§ Source material:
★ ★ ★ ★ ★

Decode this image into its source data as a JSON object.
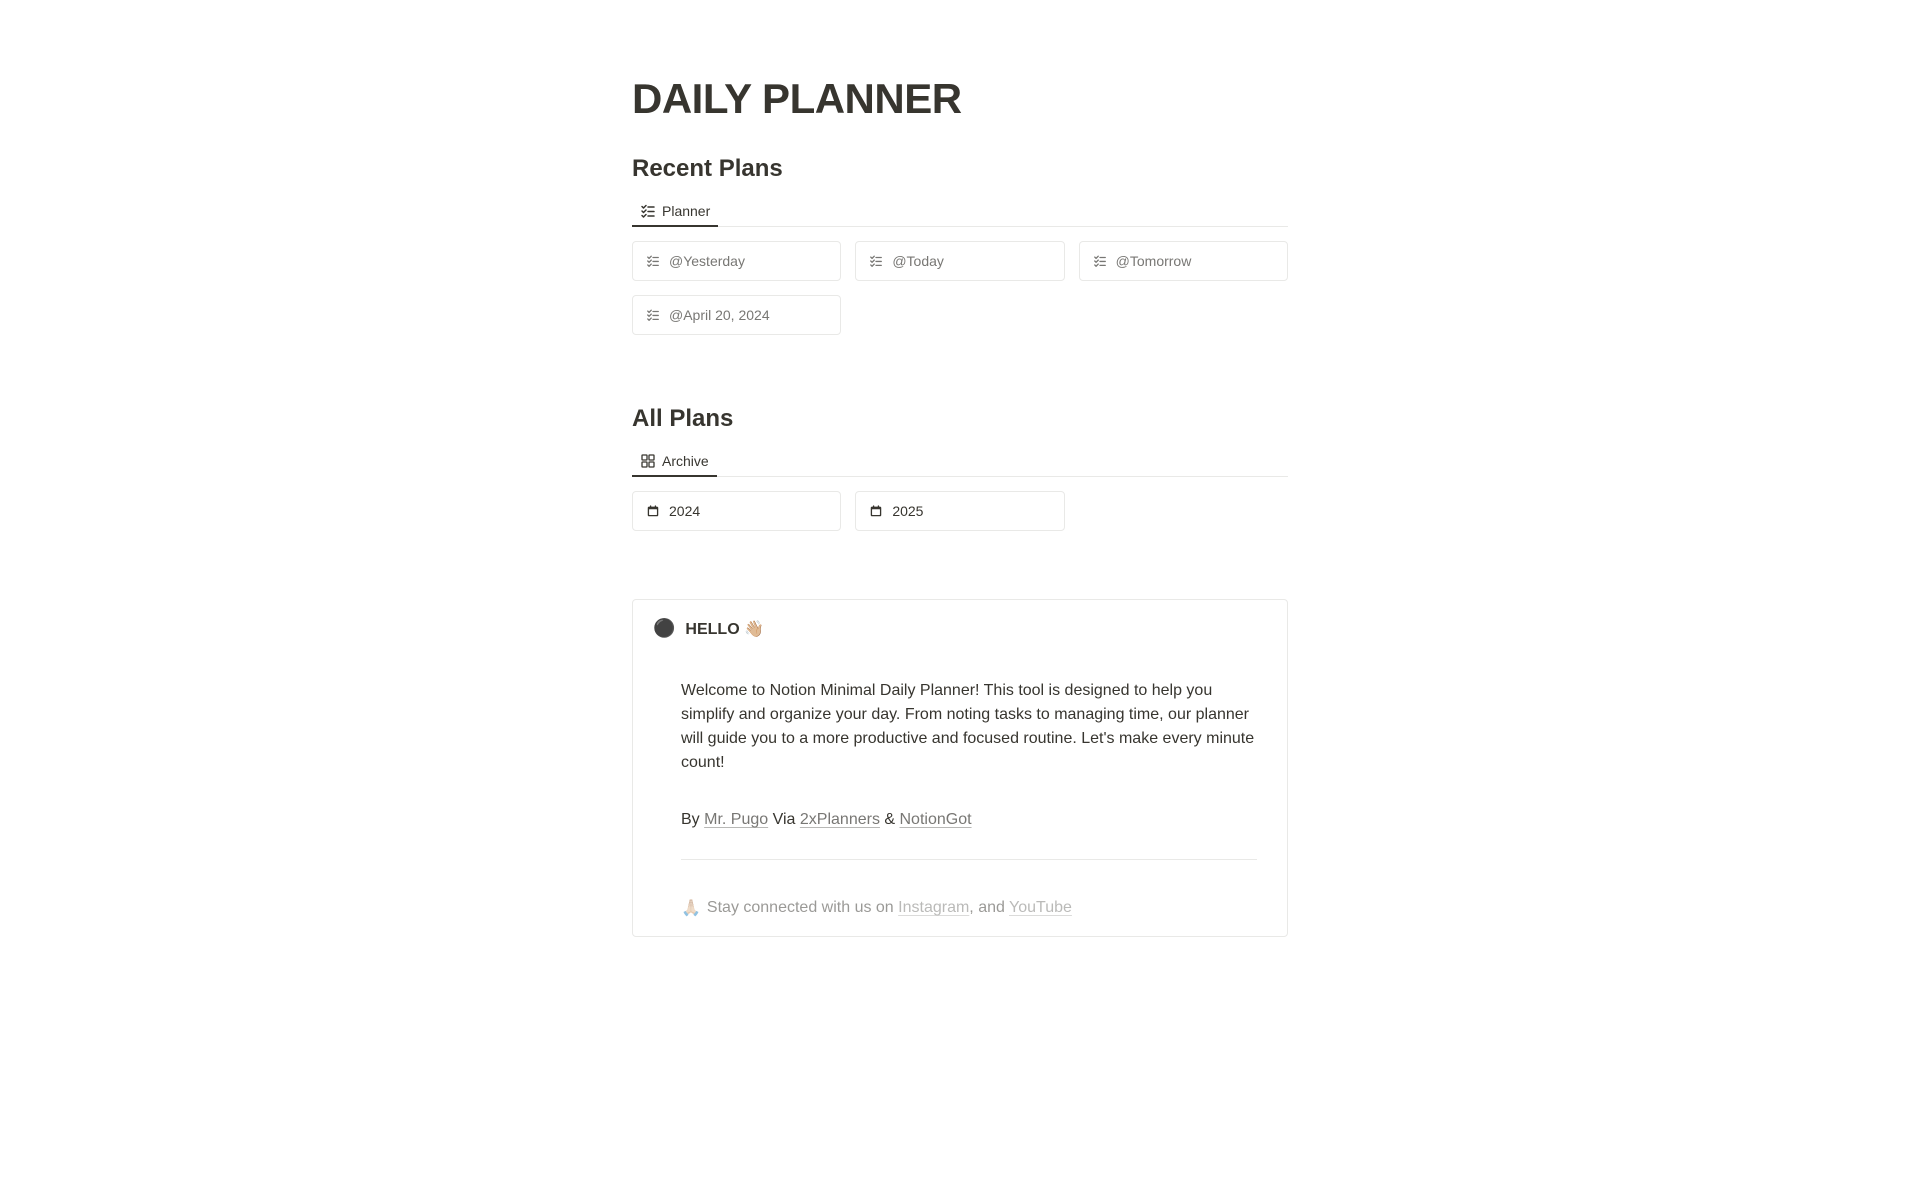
{
  "title": "DAILY PLANNER",
  "recent": {
    "heading": "Recent Plans",
    "tab": "Planner",
    "cards": [
      {
        "label": "@Yesterday"
      },
      {
        "label": "@Today"
      },
      {
        "label": "@Tomorrow"
      },
      {
        "label": "@April 20, 2024"
      }
    ]
  },
  "all": {
    "heading": "All Plans",
    "tab": "Archive",
    "cards": [
      {
        "label": "2024"
      },
      {
        "label": "2025"
      }
    ]
  },
  "callout": {
    "emoji": "⚫",
    "title": "HELLO 👋🏼",
    "welcome": "Welcome to Notion Minimal Daily Planner! This tool is designed to help you simplify and organize your day. From noting tasks to managing time, our planner will guide you to a more productive and focused routine. Let's make every minute count!",
    "by": "By ",
    "author": "Mr. Pugo",
    "via": " Via ",
    "link1": "2xPlanners",
    "amp": " & ",
    "link2": "NotionGot",
    "social_emoji": "🙏🏼",
    "social_text": "Stay connected with us on ",
    "social_link1": "Instagram",
    "social_comma": ", and ",
    "social_link2": "YouTube"
  }
}
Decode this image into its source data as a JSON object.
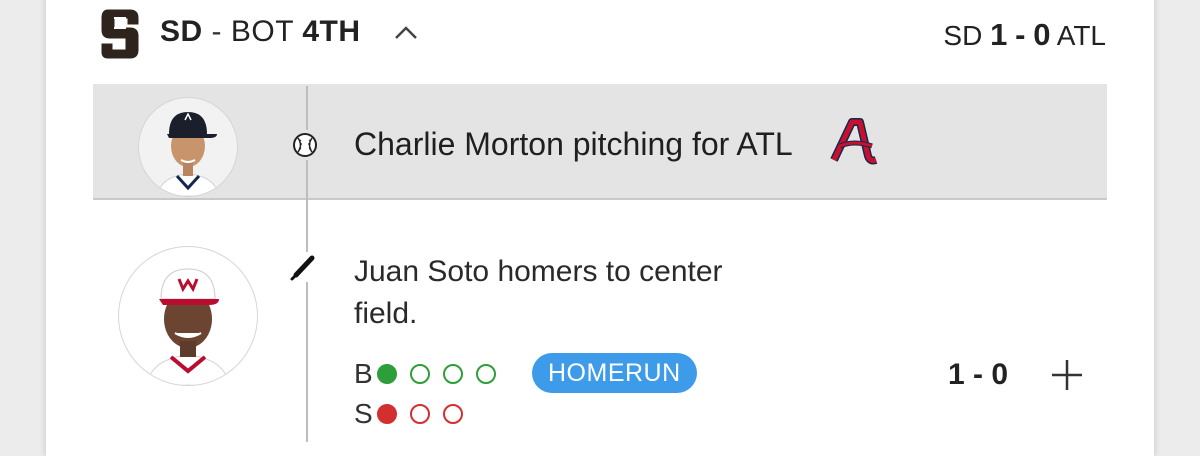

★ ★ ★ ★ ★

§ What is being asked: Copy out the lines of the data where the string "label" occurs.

§ Response box:
        "label": "@Yesterday"
        "label": "@Today"
        "label": "@Tomorrow"
        "label": "@April 20, 2024"
        "label": "2024"
        "label": "2025"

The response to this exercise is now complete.